They weren't joking. The layer of smog is thick as you begin to approach Santiago. It's reminicent of the Los Angeles of my youth. Thankfully, we no longer have days like this at home. This city has a completely different energy, of course. It's impossible to compare Santiago and Mendoza. I suppose the real comparisons will come after I've been able to spend some real time in BA. The largest difference, at the moment, is the accent. The Argentines have a very distinct accent, that's different from the rest of Latin America, changing their double Ls into a J sound. But here in Chile they speak Castilian, or so my taxi driver told me. And yes, their accent does sound a more similar to the Spanish from Spain but I'm not noticing a use of the "vosotros" here.
This city is massive and quite cosmopolitan. And though Santiago is huge and covered in a layer of smog, it's surprisingly clean. Driving through here I've noticed more of a Latin American influence overall than the European influence felt in Argentina. Not to say this isn't an international city. It is, just on first sight it's more difficult for me to blend in here.
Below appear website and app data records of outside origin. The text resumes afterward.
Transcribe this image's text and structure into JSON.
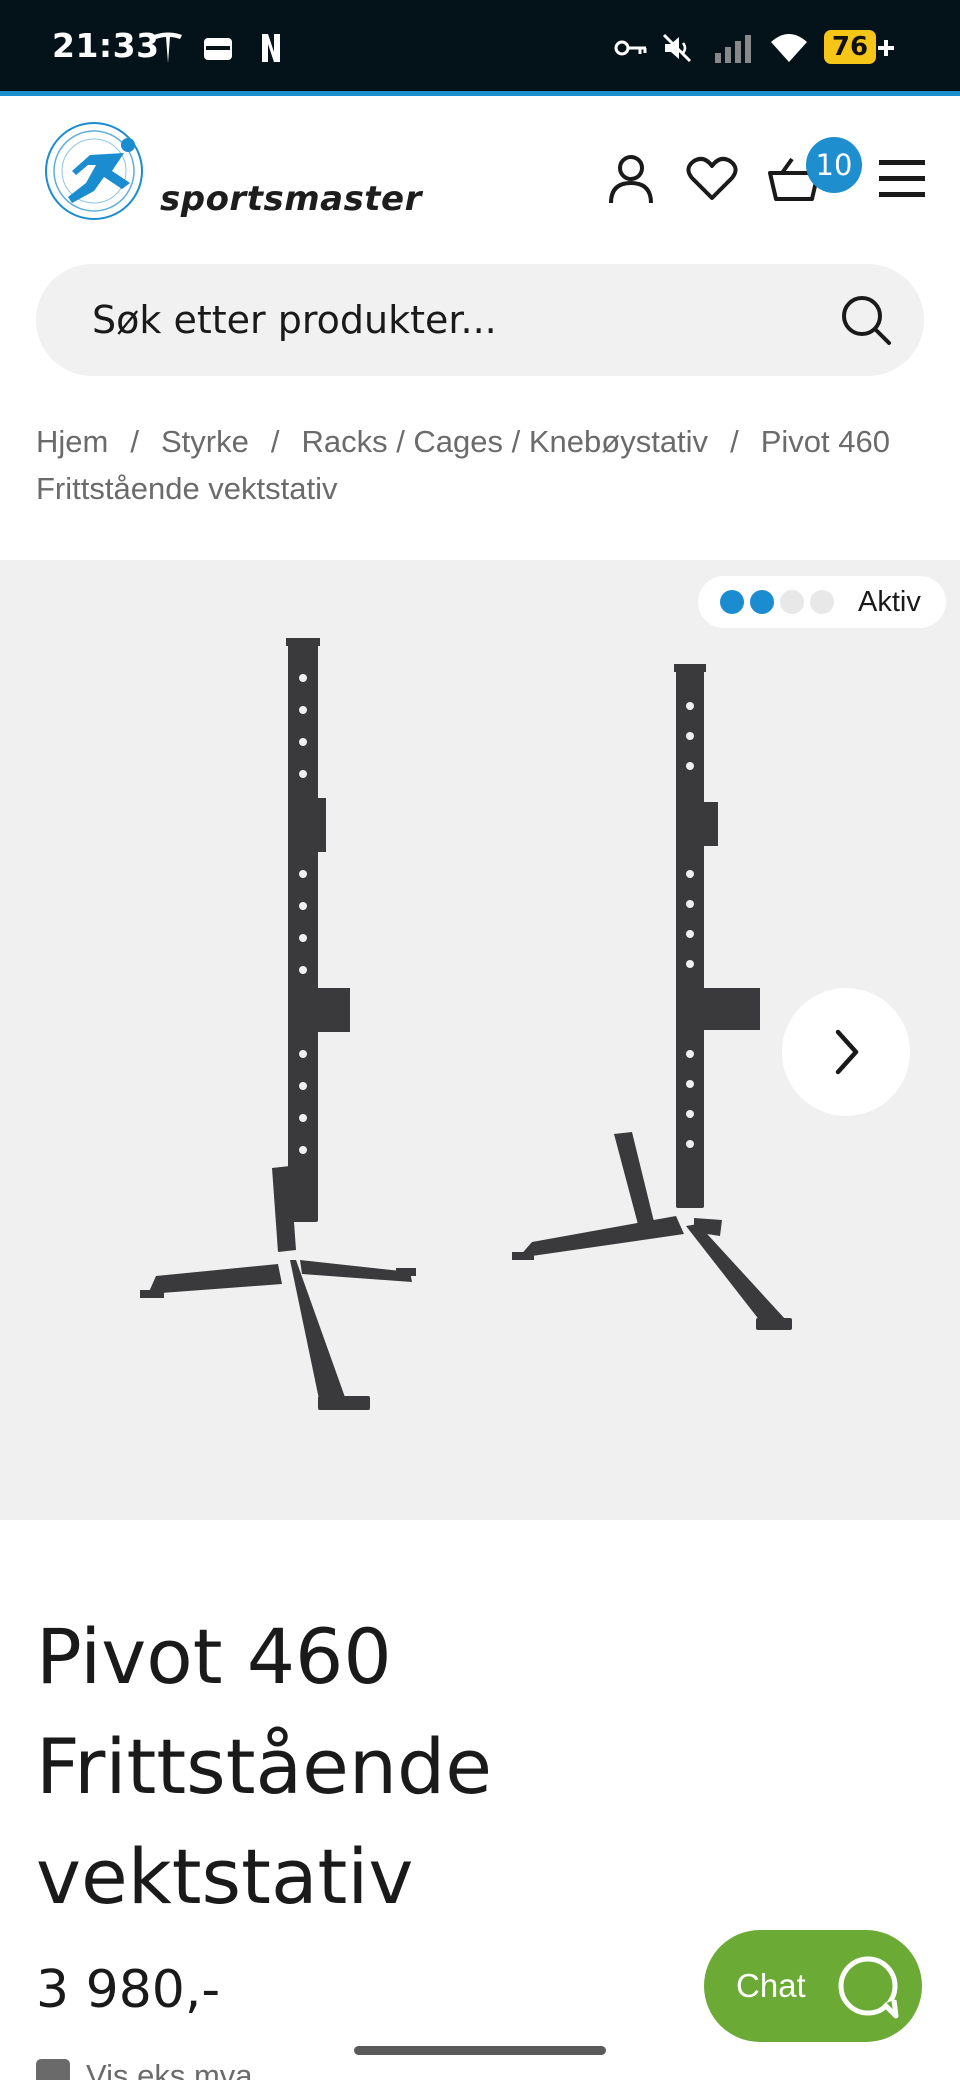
{
  "status_bar": {
    "time": "21:33",
    "battery": "76",
    "icons": [
      "tesla-icon",
      "wallet-icon",
      "netflix-icon",
      "key-icon",
      "mute-icon",
      "signal-icon",
      "wifi-icon",
      "battery-icon"
    ]
  },
  "header": {
    "logo_text": "sportsmaster",
    "cart_count": "10",
    "icons": [
      "account-icon",
      "heart-icon",
      "cart-icon",
      "menu-icon"
    ]
  },
  "search": {
    "placeholder": "Søk etter produkter..."
  },
  "breadcrumb": {
    "items": [
      "Hjem",
      "Styrke",
      "Racks / Cages / Knebøystativ",
      "Pivot 460 Frittstående vektstativ"
    ],
    "separator": "/"
  },
  "gallery": {
    "activity_label": "Aktiv",
    "activity_level": 2,
    "activity_max": 4,
    "accent_color": "#1a8ccf"
  },
  "product": {
    "title": "Pivot 460 Frittstående vektstativ",
    "price": "3 980,-",
    "vat_toggle_label": "Vis eks mva"
  },
  "chat": {
    "label": "Chat",
    "color": "#6aaa35"
  }
}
I tried to settle into my hostel, and while it's nice, clean, quiet and I have my own room I don't quite feel it's secure enough to leave my computer and passport behind. My room is on the ground level with a large window that opens out onto the internal courtyard. While nice, not very safe, especially with the cracked out woman I saw near the front desk as I was checking in. I think it's safer to keep my valuables on my person for the moment, which is quite inconvenient, not to mention heavy.
My plan was to take the metro to a restaurant I read about in Barrio Providencia but after about 5 minutes on the street with my backpack full of valuables I thought better of it. I'm already conspicuous as it is with my blue eyes, fair skin and blonde hair. Plus I couldn't shake the feeling that I was being watched by a guy who kept inching closer to me at every corner even after I would move away through the crowd. He was probably harmless but if there is one thing I have learned while traveling it's to trust your instincts so I hopped in a cab instead. Funny thing is, I ended up having to give my cab drivers directions both there and back since I mapped it out and they got lost both ways. But dinner made everything worth it. The fresh fish here is divine. I mean, really, can you beat fresh Chilean Sea Bass in Chile? I don't think so.
Oh, and Lori, this Pisco Sour is for you!